→ **Your objective**
All lines below containing the string "concurrent" are to be copied.

───── Extracted entries ─────

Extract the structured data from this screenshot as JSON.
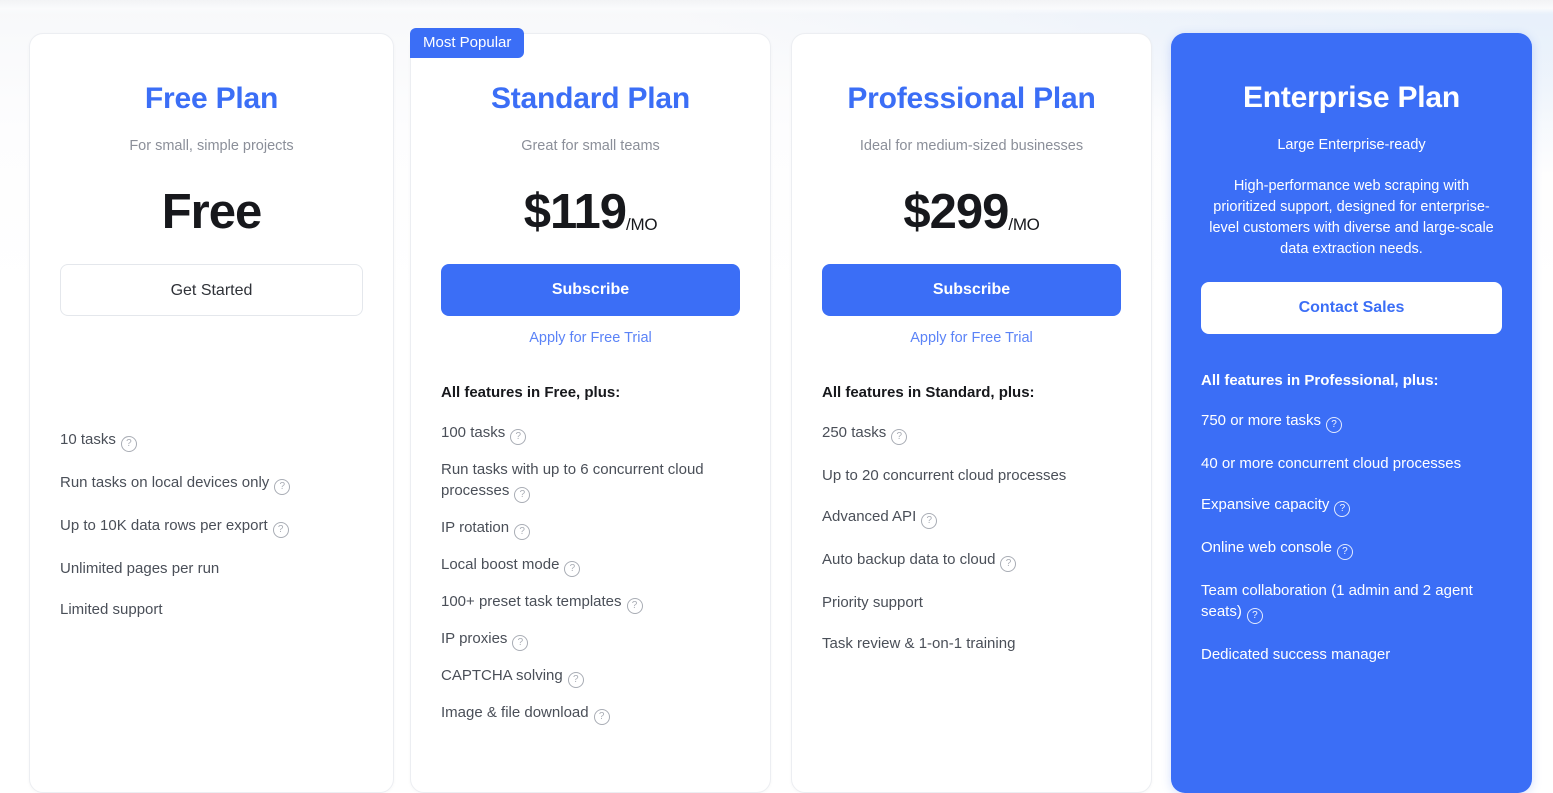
{
  "colors": {
    "brand_blue": "#3b6ef6",
    "link_blue": "#5b83f7",
    "text_dark": "#17181c",
    "text_body": "#4a4f58",
    "muted": "#8b8f99"
  },
  "help_icon_glyph": "?",
  "plans": [
    {
      "id": "free",
      "title": "Free Plan",
      "tagline": "For small, simple projects",
      "price_display": "Free",
      "price_unit": "",
      "cta_label": "Get Started",
      "cta_style": "outline",
      "trial_link": "",
      "features_head": "",
      "features": [
        {
          "text": "10 tasks",
          "help": true
        },
        {
          "text": "Run tasks on local devices only",
          "help": true
        },
        {
          "text": "Up to 10K data rows per export",
          "help": true
        },
        {
          "text": "Unlimited pages per run",
          "help": false
        },
        {
          "text": "Limited support",
          "help": false
        }
      ]
    },
    {
      "id": "standard",
      "badge": "Most Popular",
      "title": "Standard Plan",
      "tagline": "Great for small teams",
      "price_display": "$119",
      "price_unit": "/MO",
      "cta_label": "Subscribe",
      "cta_style": "primary",
      "trial_link": "Apply for Free Trial",
      "features_head": "All features in Free, plus:",
      "features": [
        {
          "text": "100 tasks",
          "help": true
        },
        {
          "text": "Run tasks with up to 6 concurrent cloud processes",
          "help": true
        },
        {
          "text": "IP rotation",
          "help": true
        },
        {
          "text": "Local boost mode",
          "help": true
        },
        {
          "text": "100+ preset task templates",
          "help": true
        },
        {
          "text": "IP proxies",
          "help": true
        },
        {
          "text": "CAPTCHA solving",
          "help": true
        },
        {
          "text": "Image & file download",
          "help": true
        }
      ]
    },
    {
      "id": "professional",
      "title": "Professional Plan",
      "tagline": "Ideal for medium-sized businesses",
      "price_display": "$299",
      "price_unit": "/MO",
      "cta_label": "Subscribe",
      "cta_style": "primary",
      "trial_link": "Apply for Free Trial",
      "features_head": "All features in Standard, plus:",
      "features": [
        {
          "text": "250 tasks",
          "help": true
        },
        {
          "text": "Up to 20 concurrent cloud processes",
          "help": false
        },
        {
          "text": "Advanced API",
          "help": true
        },
        {
          "text": "Auto backup data to cloud",
          "help": true
        },
        {
          "text": "Priority support",
          "help": false
        },
        {
          "text": "Task review & 1-on-1 training",
          "help": false
        }
      ]
    },
    {
      "id": "enterprise",
      "title": "Enterprise Plan",
      "tagline": "Large Enterprise-ready",
      "description": "High-performance web scraping with prioritized support, designed for enterprise-level customers with diverse and large-scale data extraction needs.",
      "cta_label": "Contact Sales",
      "cta_style": "white",
      "features_head": "All features in Professional, plus:",
      "features": [
        {
          "text": "750 or more tasks",
          "help": true
        },
        {
          "text": "40 or more concurrent cloud processes",
          "help": false
        },
        {
          "text": "Expansive capacity",
          "help": true
        },
        {
          "text": "Online web console",
          "help": true
        },
        {
          "text": "Team collaboration (1 admin and 2 agent seats)",
          "help": true
        },
        {
          "text": "Dedicated success manager",
          "help": false
        }
      ]
    }
  ]
}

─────

→ **Finished exercise**
          "text": "Run tasks with up to 6 concurrent cloud processes",
          "text": "Up to 20 concurrent cloud processes",
          "text": "40 or more concurrent cloud processes",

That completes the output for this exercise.